The CLEX node at University of Melbourne is offering several PhD scholarships on a competitive basis. Details of how to apply are at the bottom of this page. Immediately below are some example projects offered by our researchers:

Prof Craig H Bishop
Room 449 McCoy Building.
craig.bishop@unimelb.edu.au

  • Data Assimilation (DA) –  process of using observations and models to estimate a distribution of possible environmental model states and/or model parameters that are consistent with the observational information.
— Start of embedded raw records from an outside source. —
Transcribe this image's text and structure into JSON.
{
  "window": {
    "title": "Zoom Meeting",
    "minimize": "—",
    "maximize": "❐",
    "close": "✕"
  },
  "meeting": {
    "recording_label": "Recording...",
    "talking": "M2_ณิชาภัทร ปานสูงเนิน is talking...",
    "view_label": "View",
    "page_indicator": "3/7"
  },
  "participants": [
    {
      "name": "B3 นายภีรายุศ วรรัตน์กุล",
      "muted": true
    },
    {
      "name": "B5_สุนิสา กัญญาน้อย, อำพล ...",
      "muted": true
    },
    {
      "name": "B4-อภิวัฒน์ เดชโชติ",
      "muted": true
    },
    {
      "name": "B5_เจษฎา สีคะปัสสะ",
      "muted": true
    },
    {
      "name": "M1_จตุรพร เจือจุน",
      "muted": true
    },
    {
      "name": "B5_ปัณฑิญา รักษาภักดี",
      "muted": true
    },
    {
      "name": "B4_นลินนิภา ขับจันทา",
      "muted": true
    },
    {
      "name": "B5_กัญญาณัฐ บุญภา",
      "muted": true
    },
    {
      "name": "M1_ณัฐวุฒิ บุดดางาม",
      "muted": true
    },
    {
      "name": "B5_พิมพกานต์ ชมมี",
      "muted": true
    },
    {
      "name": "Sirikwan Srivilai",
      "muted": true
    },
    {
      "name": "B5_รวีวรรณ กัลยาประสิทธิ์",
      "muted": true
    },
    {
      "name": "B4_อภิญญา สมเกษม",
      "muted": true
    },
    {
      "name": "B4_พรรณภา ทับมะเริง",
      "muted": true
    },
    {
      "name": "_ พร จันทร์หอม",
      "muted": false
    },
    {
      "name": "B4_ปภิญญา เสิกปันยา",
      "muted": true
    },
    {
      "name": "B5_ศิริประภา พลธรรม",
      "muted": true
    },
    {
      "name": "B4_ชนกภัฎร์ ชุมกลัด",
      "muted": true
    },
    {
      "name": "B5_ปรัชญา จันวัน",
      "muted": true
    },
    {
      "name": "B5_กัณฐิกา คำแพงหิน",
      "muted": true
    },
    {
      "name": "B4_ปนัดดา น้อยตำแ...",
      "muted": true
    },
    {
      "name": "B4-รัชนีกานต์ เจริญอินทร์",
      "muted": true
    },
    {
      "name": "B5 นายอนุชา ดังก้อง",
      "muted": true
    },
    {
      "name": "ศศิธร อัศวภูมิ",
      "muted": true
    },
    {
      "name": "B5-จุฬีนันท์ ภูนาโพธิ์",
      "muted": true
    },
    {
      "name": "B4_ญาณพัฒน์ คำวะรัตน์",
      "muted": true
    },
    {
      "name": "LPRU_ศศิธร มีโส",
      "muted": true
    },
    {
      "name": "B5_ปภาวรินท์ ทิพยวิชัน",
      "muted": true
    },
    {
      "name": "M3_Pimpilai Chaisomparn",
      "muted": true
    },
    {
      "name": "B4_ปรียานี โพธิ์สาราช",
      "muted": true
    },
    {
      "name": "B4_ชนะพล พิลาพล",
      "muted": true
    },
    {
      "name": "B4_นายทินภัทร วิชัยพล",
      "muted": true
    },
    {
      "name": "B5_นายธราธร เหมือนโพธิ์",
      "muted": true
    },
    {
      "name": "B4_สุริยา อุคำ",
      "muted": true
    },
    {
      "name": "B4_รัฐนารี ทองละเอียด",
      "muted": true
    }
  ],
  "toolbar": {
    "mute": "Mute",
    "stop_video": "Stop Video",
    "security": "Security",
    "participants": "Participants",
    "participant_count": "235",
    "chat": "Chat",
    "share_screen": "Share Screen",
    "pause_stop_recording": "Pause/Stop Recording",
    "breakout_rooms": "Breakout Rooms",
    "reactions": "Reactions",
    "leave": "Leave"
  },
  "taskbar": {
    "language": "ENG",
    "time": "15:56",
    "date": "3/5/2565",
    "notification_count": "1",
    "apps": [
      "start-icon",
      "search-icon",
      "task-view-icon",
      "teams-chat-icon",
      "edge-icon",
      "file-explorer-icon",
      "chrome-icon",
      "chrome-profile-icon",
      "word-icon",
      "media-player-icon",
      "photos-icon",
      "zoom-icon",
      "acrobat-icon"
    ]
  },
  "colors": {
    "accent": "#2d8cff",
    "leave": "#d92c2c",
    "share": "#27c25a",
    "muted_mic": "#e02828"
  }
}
Fundamental to improving weather and climate forecasts.
  • Ensemble forecasting – predicting the distribution of future possible states from a collection or ensemble of environmental model forecasts using information about the errors in model initial conditions and the model evolution. Essential to long range and probabilistic prediction.
  • Dynamics – understanding why the atmosphere appears and evolves as it does. Helps guides strategies to improve data assimilation, numerical model development and observational network design.
  • Predictability refers to our ability to use an estimate of the current state of a system to predict its future state. Research in this area requires a good understanding of data assimilation, ensemble forecasting and dynamics. Central questions in predictability research include “How much more predictability could be gained by improving the observational network and/or the data assimilation system and/or our models?”

Further details on these positions may be found here.

Dr Ben Henley 
Email: bhenley@unimelb.edu.au

  • Palaeoclimate modelling and data assimilation reconstructions
  • Development of new palaeoclimate records in Southeastern Australia
  • Pacific decadal variability, its precursors and links with ENSO and Australian rainfall
  • Hydrological impacts of spatio-temporal changes to extreme rainfall (with Dr Claire Vincent)

Dr Andrew King
Email: andrew.king@unimelb.edu.au

  • Seasonal prediction of climate extremes in Australia.
  • Understanding global and regional patterns of climate change and climate extremes.
  • The meteorological drivers of climate extremes and their changes under climate change and climate variability.
  • Climate modelling for the Great Barrier Reef.

Prof Todd Lane 
Email: tplane@unimelb.edu.au

  • Organization of convection in the tropics and its representation in high-resolution weather prediction models (supported by additional funding from the Bureau of Meteorology)
  • Convection and gravity waves during the Years of the Maritime Continent field experiment
  • Severe convection in the midlatitudes and its links to extreme rainfall
  • Aviation turbulence prediction and variability

Dr Robyn Schofield 
Email: robyn.schofield@unimelb.edu.au

  • Investigating how well climate models simulate urban air quality composition and change? (potential partners: CSIRO)
  • Investigating the ability of fully coupled chemistry climate models to simulate Southern Hemispheric ozone changes and climate responses. (CSIRO)
  • Investigating how weather and climate prediction models simulate aerosol at the complex air/sea/land interface (CSIRO, BoM)

Dr Claire Vincent  
Email: Claire.vincent@unimelb.edu.au

Projects to start mid-year 2019

  • Boundary layer fluxes and mesoscale modelling at flux net towers
  • The MJO, mesoscale variability and extreme rainfall in Queensland (with Todd)
  • Indices of tropical intra-seasonal variability in CMIP data
  • Model representations of deep convection during the Years of the Maritime Continent Field campaign
  • Hydrological impacts of spatio-temporal changes to extreme rainfall (with Dr Ben Henley)

A graduate research scholarship may provide a full fee offset for up to 2 years for students undertaking a Masters by research degree, and up to 4 years for students undertaking a Doctoral degree, plus a living allowance and relocation grant.

In addition, being part of the ARC Centre of Excellence for Climate Extremes provides a supportive environment for students, with a focus on increasing collaborative research through attendance at Centre and external events, and travel support for PhD students to visit our international partners and Centre meetings.  Most projects involve other universities, the CSIRO, the Bureau of Meteorology, or one of our international partners.

To meet the University’s internal deadline, we suggest that expression of interest be submitted by Monday, September 3, 2018.  The full application must be submitted by October 31, 2018 for domestic students (Australians or NZ citizens or Australian permanent residents) and September 30, 2018 for international students.

If you are interested in applying, please contact one of the potential supervisors, and along with your research interest area, provide a brief CV and copies of your academic results.